Virginia Run’s Harriet Graves joined the center after becoming friends with Huntsman. “My husband volunteers and we’ve hired some of the day laborers to do yard work,” she said. “They did an excellent job; we had no problems. And my husband and I served Thanksgiving dinner here [at the CLRC] to about 70 people. I think this center’s just wonderful. More people in the community have noticed it and become involved because they’ve seen it become successful.”
“It’s amazing that here we are, one year later,” added Huntsman, who’s a CIF board member. She and her husband Ken also hired workers for yard work and were “100-percent pleased,” she said. “I’m also thrilled about the educational opportunities the center offers.

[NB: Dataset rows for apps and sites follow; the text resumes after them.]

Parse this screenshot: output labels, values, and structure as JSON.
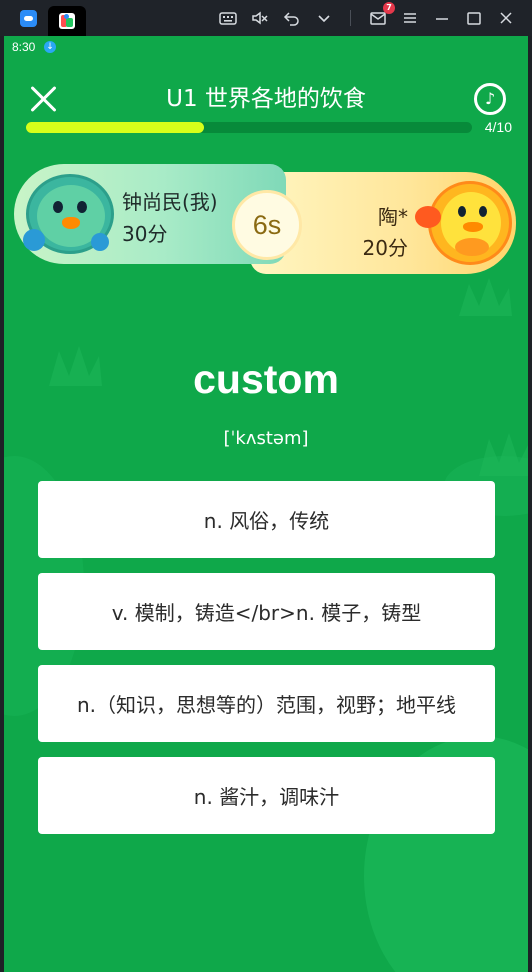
{
  "emulator": {
    "mail_badge": "7",
    "icons": [
      "app-logo",
      "keyboard-icon",
      "mute-icon",
      "undo-icon",
      "chevron-down-icon",
      "mail-icon",
      "menu-icon",
      "minimize-icon",
      "maximize-icon",
      "close-icon"
    ]
  },
  "status_bar": {
    "time": "8:30"
  },
  "header": {
    "title": "U1 世界各地的饮食",
    "progress_text": "4/10",
    "progress_fraction": 0.4
  },
  "battle": {
    "player": {
      "name": "钟尚民(我)",
      "score": "30分"
    },
    "opponent": {
      "name": "陶*",
      "score": "20分"
    },
    "timer": "6s"
  },
  "question": {
    "word": "custom",
    "phonetic": "[ˈkʌstəm]"
  },
  "options": [
    {
      "label": "n. 风俗，传统"
    },
    {
      "label": "v. 模制，铸造</br>n. 模子，铸型"
    },
    {
      "label": "n.（知识，思想等的）范围，视野；地平线"
    },
    {
      "label": "n. 酱汁，调味汁"
    }
  ],
  "colors": {
    "background": "#0fa84a",
    "progress_fill": "#d7ff1a",
    "option_bg": "#ffffff"
  }
}
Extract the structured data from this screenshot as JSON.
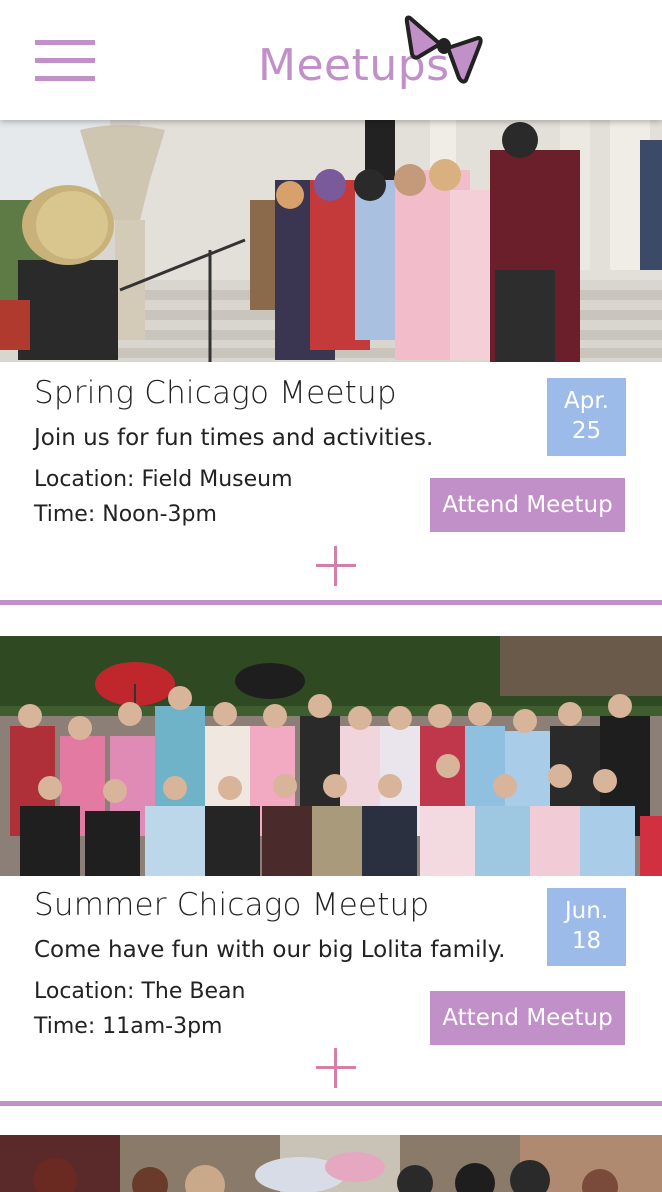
{
  "header": {
    "title": "Meetups",
    "menu_icon": "hamburger-menu-icon",
    "logo_icon": "bow-icon",
    "brand_color": "#c290c8"
  },
  "meetups": [
    {
      "title": "Spring Chicago Meetup",
      "description": "Join us for fun times and activities.",
      "location": "Location: Field Museum",
      "time": "Time: Noon-3pm",
      "date_month": "Apr.",
      "date_day": "25",
      "attend_label": "Attend Meetup",
      "expand_icon": "plus-icon"
    },
    {
      "title": "Summer Chicago Meetup",
      "description": "Come have fun with our big Lolita family.",
      "location": "Location: The Bean",
      "time": "Time: 11am-3pm",
      "date_month": "Jun.",
      "date_day": "18",
      "attend_label": "Attend Meetup",
      "expand_icon": "plus-icon"
    }
  ],
  "colors": {
    "accent": "#c290c8",
    "date_badge": "#9dbbe8",
    "plus_icon": "#d57ea8"
  }
}
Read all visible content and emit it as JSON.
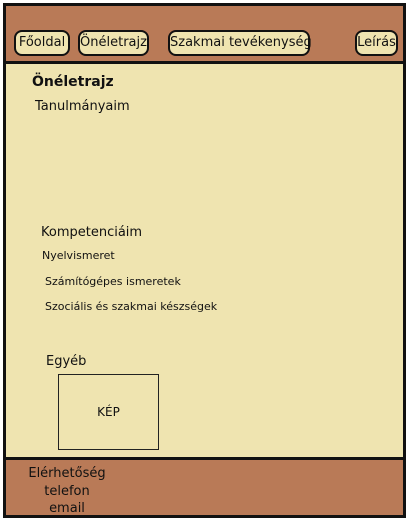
{
  "nav": {
    "items": [
      {
        "label": "Főoldal"
      },
      {
        "label": "Önéletrajz"
      },
      {
        "label": "Szakmai tevékenység"
      },
      {
        "label": "Leírás"
      }
    ]
  },
  "main": {
    "title": "Önéletrajz",
    "studies_heading": "Tanulmányaim",
    "competencies_heading": "Kompetenciáim",
    "competencies": [
      "Nyelvismeret",
      "Számítógépes ismeretek",
      "Szociális és szakmai készségek"
    ],
    "other_heading": "Egyéb",
    "image_placeholder": "KÉP"
  },
  "footer": {
    "contact_heading": "Elérhetőség",
    "phone_label": "telefon",
    "email_label": "email"
  },
  "colors": {
    "header_footer": "#b97a57",
    "content_bg": "#efe4b0",
    "border": "#111111"
  }
}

That’s such an important part of empowering people to grow in many ways. And, of course, this was all done under Alice’s leadership — she’s an amazing lady.”
Maria Baylock, of Centreville’s Country Club Manor community, was delighted “to celebrate this milestone of this part of the Centreville community. And it’s great that the center gets so much support from Centreville.”
Addressing the crowd, Foltz said, “We’ve created quite a community here, and we’re glad you’re here this afternoon to celebrate with us.” Then she and Fairfax County Board of Supervisors Chairman Sharon Bulova recognized some people who had a major role in the center’s success.
Although Supervisor Michael R. Frey (R-Sully) couldn’t attend, his significance to the CLRC was acknowledged, and Bulova said she’d give him his plaque from the CIF at the next Board of Supervisors meeting. “What a heroic thing it was for Mike to do to support this center,” she said. “And it was not without political risk to him to do the right thing. Mike deserves a red badge of courage for doing this.”
“We thought, at some point, he’d say he’d have to step back because of the risk to him politically, but he never did,” said Foltz. “He continued to provide support. He understood we weren’t trying to solve problems nationally, but to help people in our community have a safe place to meet and find work.”
Bulova also praised Dwoskin for his contribution. “This is a great place where wonderful things are happening,” she said. “I’ve never worked with another corporate leader who’s stuck his neck out to provide a safe place for people to come and get jobs, training and legal advice.” After all, she said, the day laborers are “just people trying to work and have successful lives for themselves and their children.”
Presenting Dwoskin with his plaque, Foltz called him an “absolute visionary.” But Dwoskin noted that the CIF already existed when he got involved. “We’re supporters of what this center is all about, and Mike Frey and Alice deserve all the credit.”
In response, Foltz said, “Everybody here deserves praise for giving time, energy and money to make this happen — and the workers are grateful, as well.” Next, she honored Centreville dentist Jose Aunon.
“He volunteered to help the workers without access to dental care,” said Foltz. “He gave education and hygiene information, plus low-cost treatment to workers with acute problems. And he and his staff provided the basics for our Thanksgiving dinner for the workers.”
Accepting his plaque from the CIF, Aunon said, “I was born in Cuba and immigrated to the U.S. in 1961, and I’ve been through what they have, so it’s my way of giving back.”
Foltz also acknowledged Ed Rice for his financial support and the Centreville library for letting the CIF meet there before the center opened. And she introduced Fernández, who vowed to “continue the great work done over the past year and continue providing education and training to the workers in a positive environment.”